(Data about app and page elements)
================================

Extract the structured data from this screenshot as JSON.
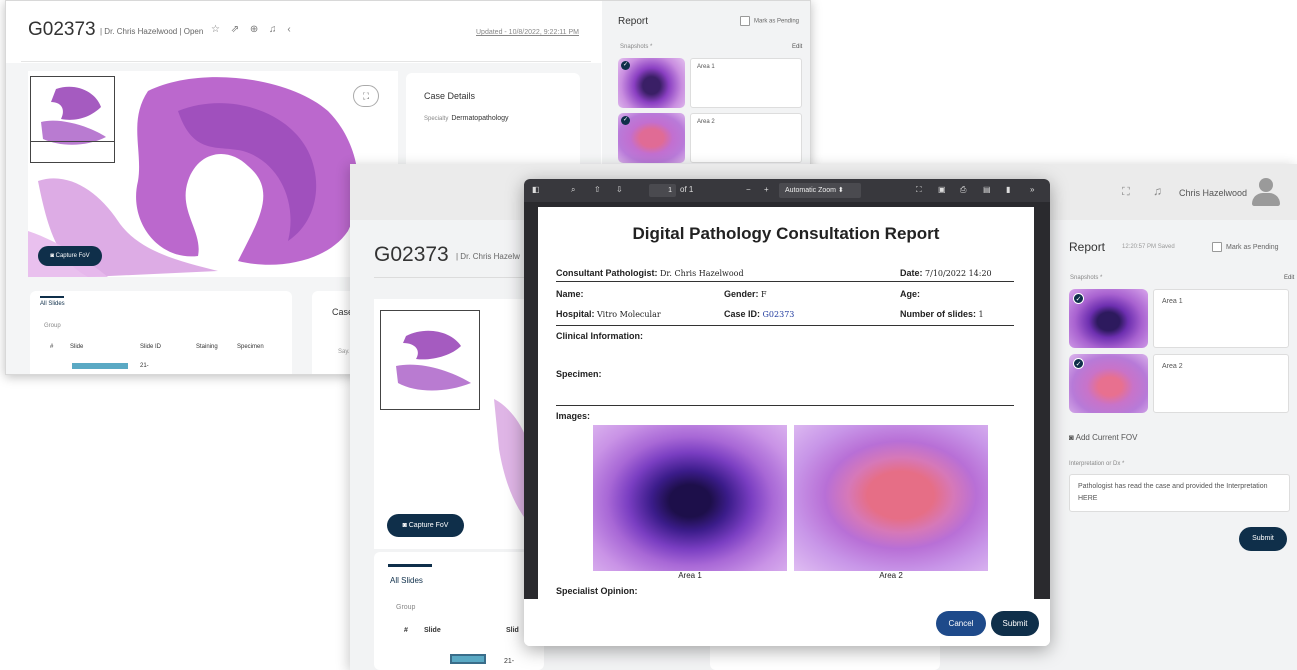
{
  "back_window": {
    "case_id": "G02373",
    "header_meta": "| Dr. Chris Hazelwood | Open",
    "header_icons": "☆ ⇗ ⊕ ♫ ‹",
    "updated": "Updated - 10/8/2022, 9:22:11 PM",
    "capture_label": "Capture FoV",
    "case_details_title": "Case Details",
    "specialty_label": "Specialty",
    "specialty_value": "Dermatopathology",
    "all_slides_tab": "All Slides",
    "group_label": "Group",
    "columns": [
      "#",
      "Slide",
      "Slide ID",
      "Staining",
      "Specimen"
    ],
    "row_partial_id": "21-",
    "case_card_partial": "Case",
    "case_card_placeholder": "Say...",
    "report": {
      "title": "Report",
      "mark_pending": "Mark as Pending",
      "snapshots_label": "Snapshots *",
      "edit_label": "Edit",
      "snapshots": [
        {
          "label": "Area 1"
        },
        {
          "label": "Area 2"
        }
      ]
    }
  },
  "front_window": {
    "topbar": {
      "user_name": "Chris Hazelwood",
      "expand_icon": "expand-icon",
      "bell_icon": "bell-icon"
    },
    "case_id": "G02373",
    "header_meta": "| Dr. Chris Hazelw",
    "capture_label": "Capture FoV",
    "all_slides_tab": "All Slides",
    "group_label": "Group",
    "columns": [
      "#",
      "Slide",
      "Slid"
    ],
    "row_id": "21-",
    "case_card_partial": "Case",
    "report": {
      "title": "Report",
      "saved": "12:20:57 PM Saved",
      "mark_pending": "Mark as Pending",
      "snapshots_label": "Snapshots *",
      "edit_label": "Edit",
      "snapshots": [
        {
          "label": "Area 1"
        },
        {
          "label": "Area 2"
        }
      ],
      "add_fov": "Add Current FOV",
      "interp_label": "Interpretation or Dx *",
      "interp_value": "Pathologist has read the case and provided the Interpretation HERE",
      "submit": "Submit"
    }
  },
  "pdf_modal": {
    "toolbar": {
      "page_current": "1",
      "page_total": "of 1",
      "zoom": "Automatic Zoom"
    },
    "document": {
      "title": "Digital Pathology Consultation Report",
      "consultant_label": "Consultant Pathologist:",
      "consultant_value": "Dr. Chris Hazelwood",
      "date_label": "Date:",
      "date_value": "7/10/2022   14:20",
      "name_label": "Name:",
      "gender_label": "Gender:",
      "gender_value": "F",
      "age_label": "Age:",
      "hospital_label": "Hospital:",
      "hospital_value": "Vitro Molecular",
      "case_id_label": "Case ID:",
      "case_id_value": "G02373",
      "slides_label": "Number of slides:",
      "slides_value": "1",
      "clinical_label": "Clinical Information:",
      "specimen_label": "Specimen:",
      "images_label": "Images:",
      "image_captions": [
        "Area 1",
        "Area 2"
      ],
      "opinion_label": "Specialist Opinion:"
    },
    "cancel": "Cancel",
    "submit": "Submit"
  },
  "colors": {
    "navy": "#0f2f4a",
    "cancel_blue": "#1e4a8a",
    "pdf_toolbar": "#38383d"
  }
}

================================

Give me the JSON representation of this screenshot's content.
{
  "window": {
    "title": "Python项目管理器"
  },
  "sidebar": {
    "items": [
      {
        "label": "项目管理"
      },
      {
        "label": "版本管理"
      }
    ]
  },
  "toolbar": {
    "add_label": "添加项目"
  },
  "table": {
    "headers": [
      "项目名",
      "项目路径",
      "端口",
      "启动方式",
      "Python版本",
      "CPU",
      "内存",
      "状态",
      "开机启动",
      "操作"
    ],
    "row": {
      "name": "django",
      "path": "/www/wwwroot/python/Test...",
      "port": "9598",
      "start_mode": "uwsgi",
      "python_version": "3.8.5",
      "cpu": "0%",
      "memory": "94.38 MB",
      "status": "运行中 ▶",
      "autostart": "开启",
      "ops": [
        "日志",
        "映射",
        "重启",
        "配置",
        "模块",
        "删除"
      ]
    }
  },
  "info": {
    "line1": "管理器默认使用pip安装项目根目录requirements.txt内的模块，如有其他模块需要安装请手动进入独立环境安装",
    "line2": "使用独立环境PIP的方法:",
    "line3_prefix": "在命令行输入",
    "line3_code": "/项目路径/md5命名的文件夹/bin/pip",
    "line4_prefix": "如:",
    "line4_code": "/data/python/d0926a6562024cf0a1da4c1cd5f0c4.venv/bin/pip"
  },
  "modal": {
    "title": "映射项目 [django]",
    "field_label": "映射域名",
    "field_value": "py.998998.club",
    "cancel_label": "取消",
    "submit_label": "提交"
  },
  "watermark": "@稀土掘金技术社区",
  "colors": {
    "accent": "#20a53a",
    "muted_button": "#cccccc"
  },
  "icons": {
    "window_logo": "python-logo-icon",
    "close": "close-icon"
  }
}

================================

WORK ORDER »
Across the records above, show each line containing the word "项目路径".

OUTPUT FOR THIS EXERCISE »
      "项目路径",
    "line3_code": "/项目路径/md5命名的文件夹/bin/pip",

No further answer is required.